François also showed some challenges postmodernism brings. “Everything is questioned; binarism and any pre-established truth are rejected,” he explained. According to François, millennials want the same things as other generations regarding the mission of the church but with other methods. “Being a pastor in the 21st century requires holding firmly to the principles of the church but being creative and innovative,” François said. “Be firm in principles and open in habits,” he advised.
Topics for the Times
Plenary and breakout sessions included topics such as relationships with other religions, human rights, technology, personal spirituality, and independent ministries. In a Sabbath plenary, UNAH president Sénèque Edmond invited those who would like to collaborate with independent ministries to choose those ministries that support the mission of the church. He mentioned Maranatha Volunteers International, a ministry that has supported UNAH, especially after the 2010 earthquake.
Etienne, on the other hand, explained how the Adventist Church’s cordial interreligious and interdenominational relationships can help limit persecution and contribute to the mission of the church. “When you are on good terms with others, they can help and support you,” Etienne said.
He mentioned the recent unfortunate incident in the Philippines in which a helicopter disappeared over the ocean. “People who were not church members have been involved in the search for the missing, thanks to the good name of the church,” he shared. Etienne also warned against looking down on non-Adventist believers. In Haiti, he said, we need to do more to connect with other believers.
Facing Unique Challenges
These and other topics are topics relevant for the current challenges Adventist pastors must face in Haiti and elsewhere, Etienne said.
“Currently, in Haiti, the challenges of pastors are multiple. We have a church mostly made up of young people, who are less and less involved. And at a time when the world church is promoting ‘Total Member Involvement,’ the lack of youth involvement is really problematic,” Etienne said.
It’s not that those who are not involved don’t like the Adventist Church, he said. “They go to church on Sabbath morning for the worship service, but it might be that what we offer them does not meet the minimum of their expectations.” That becomes a major challenge for a pastor who must have most of their church members involved in church mission.
Haiti is also facing major socio-political challenges, Etienne explained. “Presently, there are churches that cannot meet on Wednesday evenings, and other congregations that cannot even meet on Sabbath mornings,” he said.
A Turning Point

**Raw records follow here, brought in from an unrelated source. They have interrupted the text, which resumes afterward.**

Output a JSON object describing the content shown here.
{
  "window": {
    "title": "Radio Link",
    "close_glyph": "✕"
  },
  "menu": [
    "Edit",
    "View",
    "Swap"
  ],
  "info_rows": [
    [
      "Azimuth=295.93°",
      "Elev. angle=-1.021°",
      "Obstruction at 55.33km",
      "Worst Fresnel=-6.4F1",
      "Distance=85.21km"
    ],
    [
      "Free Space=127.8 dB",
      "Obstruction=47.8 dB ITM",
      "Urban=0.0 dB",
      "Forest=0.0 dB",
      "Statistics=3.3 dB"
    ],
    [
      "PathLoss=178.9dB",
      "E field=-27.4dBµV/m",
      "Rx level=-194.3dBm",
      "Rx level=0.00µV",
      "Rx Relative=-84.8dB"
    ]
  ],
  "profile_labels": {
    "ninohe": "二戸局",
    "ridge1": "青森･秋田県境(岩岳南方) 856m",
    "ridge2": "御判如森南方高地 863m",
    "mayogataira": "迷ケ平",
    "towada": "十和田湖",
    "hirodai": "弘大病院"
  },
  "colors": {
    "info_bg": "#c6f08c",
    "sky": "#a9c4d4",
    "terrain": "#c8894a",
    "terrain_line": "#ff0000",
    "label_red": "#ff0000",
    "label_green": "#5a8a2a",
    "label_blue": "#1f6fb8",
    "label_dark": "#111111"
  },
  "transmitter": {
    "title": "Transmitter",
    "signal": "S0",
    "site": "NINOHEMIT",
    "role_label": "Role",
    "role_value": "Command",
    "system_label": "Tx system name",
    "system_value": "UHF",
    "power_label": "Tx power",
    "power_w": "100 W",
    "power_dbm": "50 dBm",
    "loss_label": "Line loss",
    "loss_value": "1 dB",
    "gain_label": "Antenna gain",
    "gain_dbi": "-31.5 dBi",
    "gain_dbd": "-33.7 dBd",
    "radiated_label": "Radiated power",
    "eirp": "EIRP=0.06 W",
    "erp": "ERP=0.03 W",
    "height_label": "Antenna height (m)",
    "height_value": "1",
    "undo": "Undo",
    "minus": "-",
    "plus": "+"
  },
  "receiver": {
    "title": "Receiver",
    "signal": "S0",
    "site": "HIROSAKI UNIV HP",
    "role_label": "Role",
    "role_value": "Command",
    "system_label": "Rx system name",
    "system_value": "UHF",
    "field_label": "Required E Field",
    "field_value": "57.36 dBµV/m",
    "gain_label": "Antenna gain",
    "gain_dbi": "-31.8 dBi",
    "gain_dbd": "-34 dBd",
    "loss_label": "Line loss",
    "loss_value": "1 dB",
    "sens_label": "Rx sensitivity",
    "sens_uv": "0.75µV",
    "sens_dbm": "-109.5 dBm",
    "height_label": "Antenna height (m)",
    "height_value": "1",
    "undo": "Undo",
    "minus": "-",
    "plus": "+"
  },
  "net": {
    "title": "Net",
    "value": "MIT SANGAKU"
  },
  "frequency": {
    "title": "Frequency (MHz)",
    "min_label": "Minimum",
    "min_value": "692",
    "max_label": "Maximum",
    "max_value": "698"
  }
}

In his Sabbath sermon, Haitian Union Mission president Pierre Caporal called pastors to be “neither indifferent nor insensitive to the suffering present in the environment where he exercises his pastoral ministry.” He invited church members and leaders to cry out to the Lord in the face of the current state of their country. “When God hears our cries, He will act,” he said.
Caporal also invited students to rely on and keep trusting God, even amid an uncertain context.
Lauvenson Lauvin, a student who participated in the forum, said that his expectations were met. “We witnessed an emphasis in a Christocentric pastorate,” Lauvin said. “For me, this is a turning point in our work.”